YOUR ASSIGNMENT: Please output all of the entries exactly and omit any images they hold.

━━━━━━━━━━

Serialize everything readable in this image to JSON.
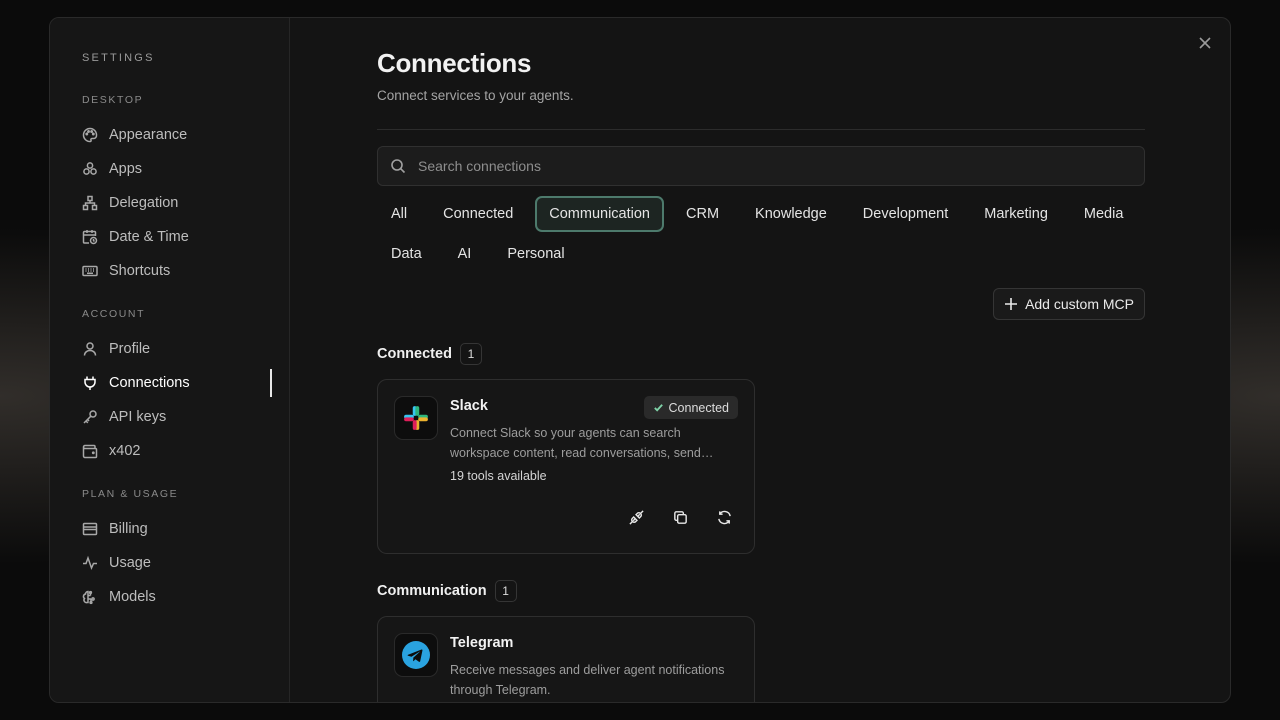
{
  "sidebar": {
    "title": "SETTINGS",
    "groups": [
      {
        "label": "DESKTOP",
        "items": [
          "Appearance",
          "Apps",
          "Delegation",
          "Date & Time",
          "Shortcuts"
        ]
      },
      {
        "label": "ACCOUNT",
        "items": [
          "Profile",
          "Connections",
          "API keys",
          "x402"
        ]
      },
      {
        "label": "PLAN & USAGE",
        "items": [
          "Billing",
          "Usage",
          "Models"
        ]
      }
    ],
    "active_item": "Connections"
  },
  "main": {
    "title": "Connections",
    "subtitle": "Connect services to your agents.",
    "search": {
      "placeholder": "Search connections",
      "value": ""
    },
    "filters": [
      "All",
      "Connected",
      "Communication",
      "CRM",
      "Knowledge",
      "Development",
      "Marketing",
      "Media",
      "Data",
      "AI",
      "Personal"
    ],
    "active_filter": "Communication",
    "add_button_label": "Add custom MCP",
    "sections": [
      {
        "title": "Connected",
        "count": "1",
        "cards": [
          {
            "name": "Slack",
            "status": "Connected",
            "description": "Connect Slack so your agents can search workspace content, read conversations, send…",
            "tools": "19 tools available"
          }
        ]
      },
      {
        "title": "Communication",
        "count": "1",
        "cards": [
          {
            "name": "Telegram",
            "description": "Receive messages and deliver agent notifications through Telegram."
          }
        ]
      }
    ]
  },
  "colors": {
    "accent_border": "#4d7a6c",
    "connected_check": "#7fd3a8",
    "telegram_blue": "#2aa3e0"
  }
}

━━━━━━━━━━

OUTPUT FOR THIS EXERCISE:
Serialize everything readable in this image to JSON.
{
  "sidebar": {
    "title": "SETTINGS",
    "groups": [
      {
        "label": "DESKTOP",
        "items": [
          "Appearance",
          "Apps",
          "Delegation",
          "Date & Time",
          "Shortcuts"
        ]
      },
      {
        "label": "ACCOUNT",
        "items": [
          "Profile",
          "Connections",
          "API keys",
          "x402"
        ]
      },
      {
        "label": "PLAN & USAGE",
        "items": [
          "Billing",
          "Usage",
          "Models"
        ]
      }
    ],
    "active_item": "Connections"
  },
  "main": {
    "title": "Connections",
    "subtitle": "Connect services to your agents.",
    "search": {
      "placeholder": "Search connections",
      "value": ""
    },
    "filters": [
      "All",
      "Connected",
      "Communication",
      "CRM",
      "Knowledge",
      "Development",
      "Marketing",
      "Media",
      "Data",
      "AI",
      "Personal"
    ],
    "active_filter": "Communication",
    "add_button_label": "Add custom MCP",
    "sections": [
      {
        "title": "Connected",
        "count": "1",
        "cards": [
          {
            "name": "Slack",
            "status": "Connected",
            "description": "Connect Slack so your agents can search workspace content, read conversations, send…",
            "tools": "19 tools available"
          }
        ]
      },
      {
        "title": "Communication",
        "count": "1",
        "cards": [
          {
            "name": "Telegram",
            "description": "Receive messages and deliver agent notifications through Telegram."
          }
        ]
      }
    ]
  },
  "colors": {
    "accent_border": "#4d7a6c",
    "connected_check": "#7fd3a8",
    "telegram_blue": "#2aa3e0"
  }
}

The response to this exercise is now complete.